But my alarm bells started ringing when I saw that only two classes were available in the game: Fighter and Mage. Character class in the middle Ultima games (IV, V, VI) was intrinsically tied to its Virtue system, which was equally connected to the game's geography, as well as individuals. Eight classes, eight virtues, eight towns, eight dungeons, eight recruitable characters. For example, a Bard was associated with Compassion and the town of Cove, with Iolo joining your bard.
The entire point of Ultima IV was to have your character embody those virtues, by either being or recruiting that class, by acting according to the virtue (for Compassion, donating to the poor), understanding the town of Cove in order to learn about the symbols of Compassion, and in proceeding to the associated nearby dungeon to cleanse the evil from the area. That formal symmetry gave Ultima IV power. It wasn't just "collect the seven runes to save the universe!" as so many games had, it was a structure that gave both the game and its world structure. In an interview with MMORPG.com, creative director Paul Barnett suggested that there would be more classes to tie into those virtues, although they might lie behind a paywall.

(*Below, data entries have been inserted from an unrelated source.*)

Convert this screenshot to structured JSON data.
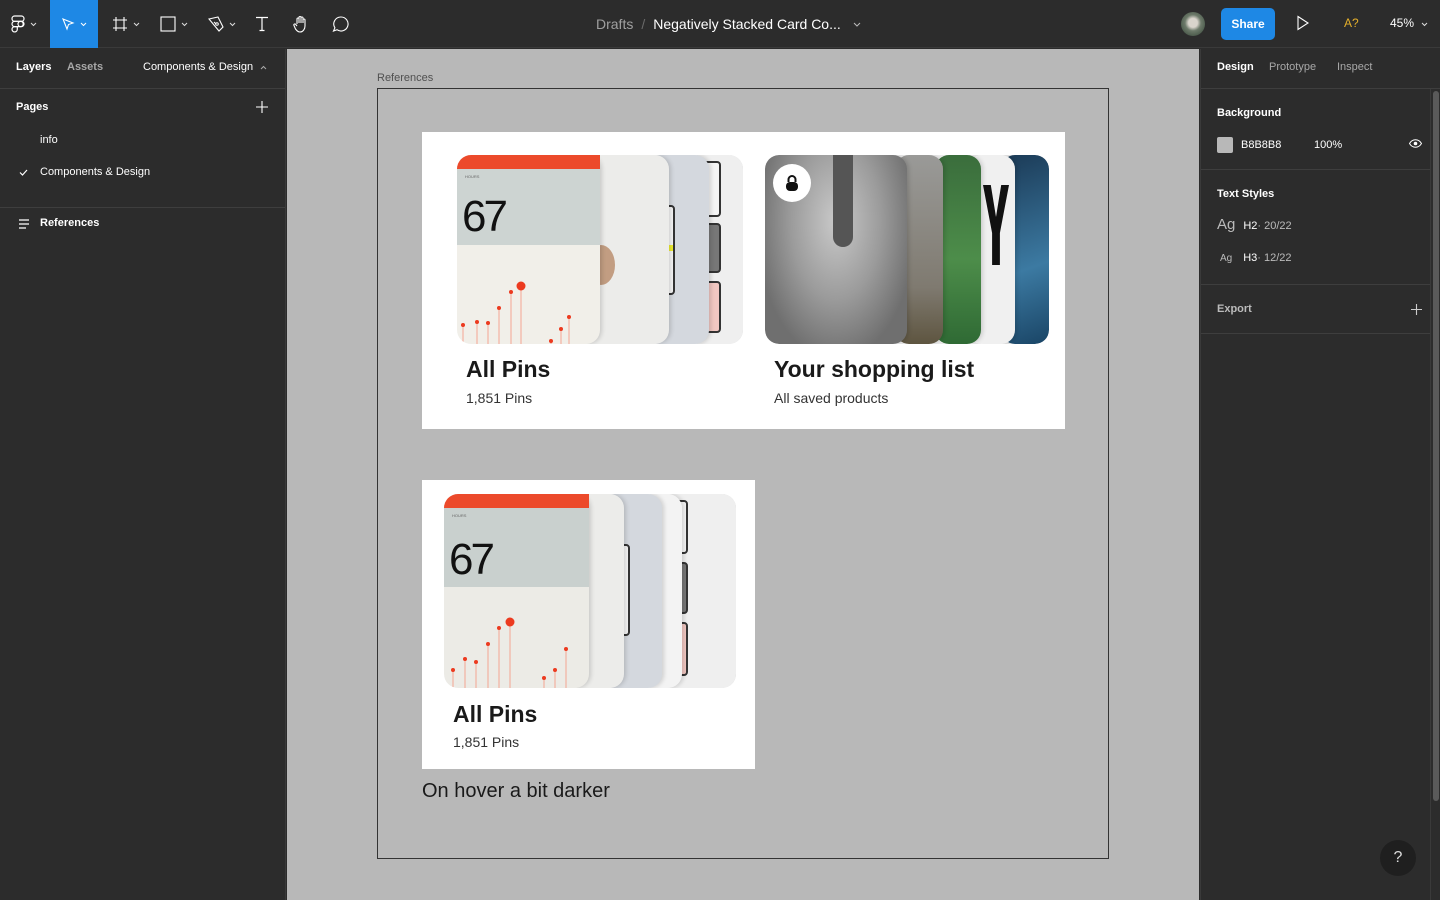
{
  "toolbar": {
    "tools": [
      {
        "name": "main-menu",
        "icon": "figma-logo-icon",
        "active": false
      },
      {
        "name": "move",
        "icon": "move-cursor-icon",
        "active": true
      },
      {
        "name": "frame",
        "icon": "frame-icon",
        "active": false
      },
      {
        "name": "shape",
        "icon": "rectangle-icon",
        "active": false
      },
      {
        "name": "pen",
        "icon": "pen-icon",
        "active": false
      },
      {
        "name": "text",
        "icon": "text-icon",
        "active": false
      },
      {
        "name": "hand",
        "icon": "hand-icon",
        "active": false
      },
      {
        "name": "comment",
        "icon": "comment-icon",
        "active": false
      }
    ],
    "breadcrumb_parent": "Drafts",
    "breadcrumb_sep": "/",
    "file_name": "Negatively Stacked Card Co...",
    "share_label": "Share",
    "missing_fonts_label": "A?",
    "zoom_level": "45%",
    "accent_color": "#1E88E5"
  },
  "left_panel": {
    "tabs": {
      "layers": "Layers",
      "assets": "Assets",
      "page_selector": "Components & Design"
    },
    "pages_heading": "Pages",
    "pages": [
      {
        "label": "info",
        "selected": false
      },
      {
        "label": "Components & Design",
        "selected": true
      }
    ],
    "layers": [
      {
        "label": "References",
        "icon": "frame-layer-icon"
      }
    ]
  },
  "canvas": {
    "background": "#B8B8B8",
    "frame_label": "References",
    "cards": [
      {
        "title": "All Pins",
        "subtitle": "1,851 Pins",
        "preview_number": "67",
        "preview_label": "HOURS"
      },
      {
        "title": "Your shopping list",
        "subtitle": "All saved products",
        "locked": true
      },
      {
        "title": "All Pins",
        "subtitle": "1,851 Pins",
        "preview_number": "67",
        "preview_label": "HOURS"
      }
    ],
    "hover_note": "On hover a bit darker"
  },
  "right_panel": {
    "tabs": {
      "design": "Design",
      "prototype": "Prototype",
      "inspect": "Inspect"
    },
    "background": {
      "heading": "Background",
      "hex": "B8B8B8",
      "opacity": "100%"
    },
    "text_styles": {
      "heading": "Text Styles",
      "items": [
        {
          "sample": "Ag",
          "name": "H2",
          "meta": " · 20/22"
        },
        {
          "sample": "Ag",
          "name": "H3",
          "meta": " · 12/22"
        }
      ]
    },
    "export": {
      "heading": "Export"
    }
  },
  "help_label": "?"
}
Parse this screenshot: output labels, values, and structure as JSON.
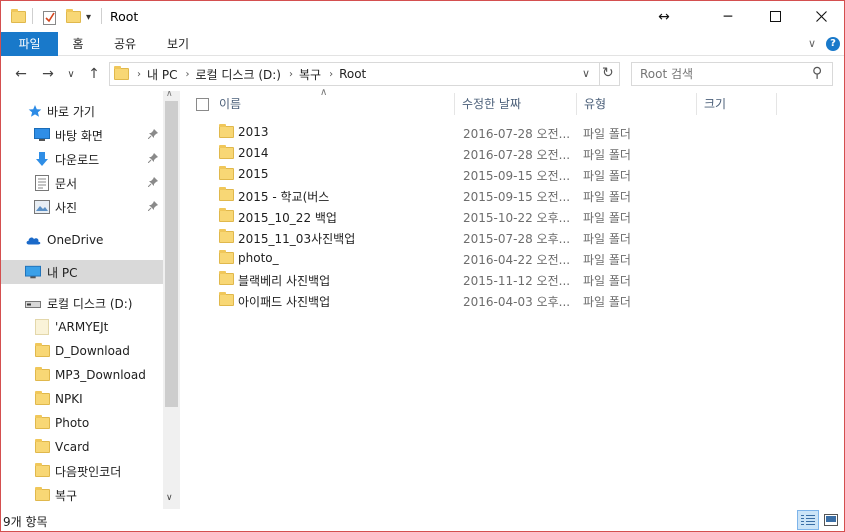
{
  "window": {
    "title": "Root",
    "resize_glyph": "↔",
    "minimize_glyph": "─",
    "maximize_glyph": "☐",
    "close_glyph": "✕"
  },
  "ribbon": {
    "tabs": [
      {
        "label": "파일"
      },
      {
        "label": "홈"
      },
      {
        "label": "공유"
      },
      {
        "label": "보기"
      }
    ],
    "expand_glyph": "∨",
    "help_glyph": "?"
  },
  "address": {
    "crumbs": [
      "내 PC",
      "로컬 디스크 (D:)",
      "복구",
      "Root"
    ],
    "separator": "›",
    "dropdown_glyph": "∨",
    "refresh_glyph": "↻"
  },
  "search": {
    "placeholder": "Root 검색",
    "icon_glyph": "⚲"
  },
  "nav": {
    "back_glyph": "←",
    "forward_glyph": "→",
    "recent_glyph": "∨",
    "up_glyph": "↑",
    "quick_access": {
      "label": "바로 가기"
    },
    "pinned": [
      {
        "label": "바탕 화면",
        "icon": "desktop-icon"
      },
      {
        "label": "다운로드",
        "icon": "download-icon"
      },
      {
        "label": "문서",
        "icon": "document-icon"
      },
      {
        "label": "사진",
        "icon": "pictures-icon"
      }
    ],
    "pin_glyph": "📌",
    "onedrive": {
      "label": "OneDrive"
    },
    "this_pc": {
      "label": "내 PC"
    },
    "drive": {
      "label": "로컬 디스크 (D:)"
    },
    "drive_children": [
      {
        "label": "'ARMYEJt"
      },
      {
        "label": "D_Download"
      },
      {
        "label": "MP3_Download"
      },
      {
        "label": "NPKI"
      },
      {
        "label": "Photo"
      },
      {
        "label": "Vcard"
      },
      {
        "label": "다음팟인코더"
      },
      {
        "label": "복구"
      }
    ],
    "scroll_up_glyph": "∧",
    "scroll_down_glyph": "∨"
  },
  "columns": {
    "name": "이름",
    "modified": "수정한 날짜",
    "type": "유형",
    "size": "크기",
    "sort_glyph": "∧"
  },
  "files": [
    {
      "name": "2013",
      "date": "2016-07-28 오전...",
      "type": "파일 폴더"
    },
    {
      "name": "2014",
      "date": "2016-07-28 오전...",
      "type": "파일 폴더"
    },
    {
      "name": "2015",
      "date": "2015-09-15 오전...",
      "type": "파일 폴더"
    },
    {
      "name": "2015 - 학교(버스",
      "date": "2015-09-15 오전...",
      "type": "파일 폴더"
    },
    {
      "name": "2015_10_22 백업",
      "date": "2015-10-22 오후...",
      "type": "파일 폴더"
    },
    {
      "name": "2015_11_03사진백업",
      "date": "2015-07-28 오후...",
      "type": "파일 폴더"
    },
    {
      "name": "photo_",
      "date": "2016-04-22 오전...",
      "type": "파일 폴더"
    },
    {
      "name": "블랙베리 사진백업",
      "date": "2015-11-12 오전...",
      "type": "파일 폴더"
    },
    {
      "name": "아이패드 사진백업",
      "date": "2016-04-03 오후...",
      "type": "파일 폴더"
    }
  ],
  "status": {
    "item_count": "9개 항목"
  },
  "colors": {
    "accent": "#1979ca",
    "folder": "#f8d775",
    "window_border": "#d44f4f",
    "selected": "#d9d9d9"
  }
}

That's the second major warning sign for me: Ultima Forever is going to be free-to-play. How this is going to work is unclear at this point, but the most common form of F2P is to withhold continuous play without payment. This may work in some genres, even RPGs, at times, but not with Ultima. This series relies on the player having time and space to explore and understand the world. Time/action limits make that difficult, if not impossible. This kind of gating seems possible, according to the Kotaku preview: "The entire game can be completed for free, although it would take you a long time" says Barnett there, although he continues to describe it more as taking shortcuts than being simply blocked off: "kill the necromancer to get the rights to go and have my boat made ... or I could give them a buck and just have the boat." Yet this still implies a linearity that's at odds with the core of Ultima IV.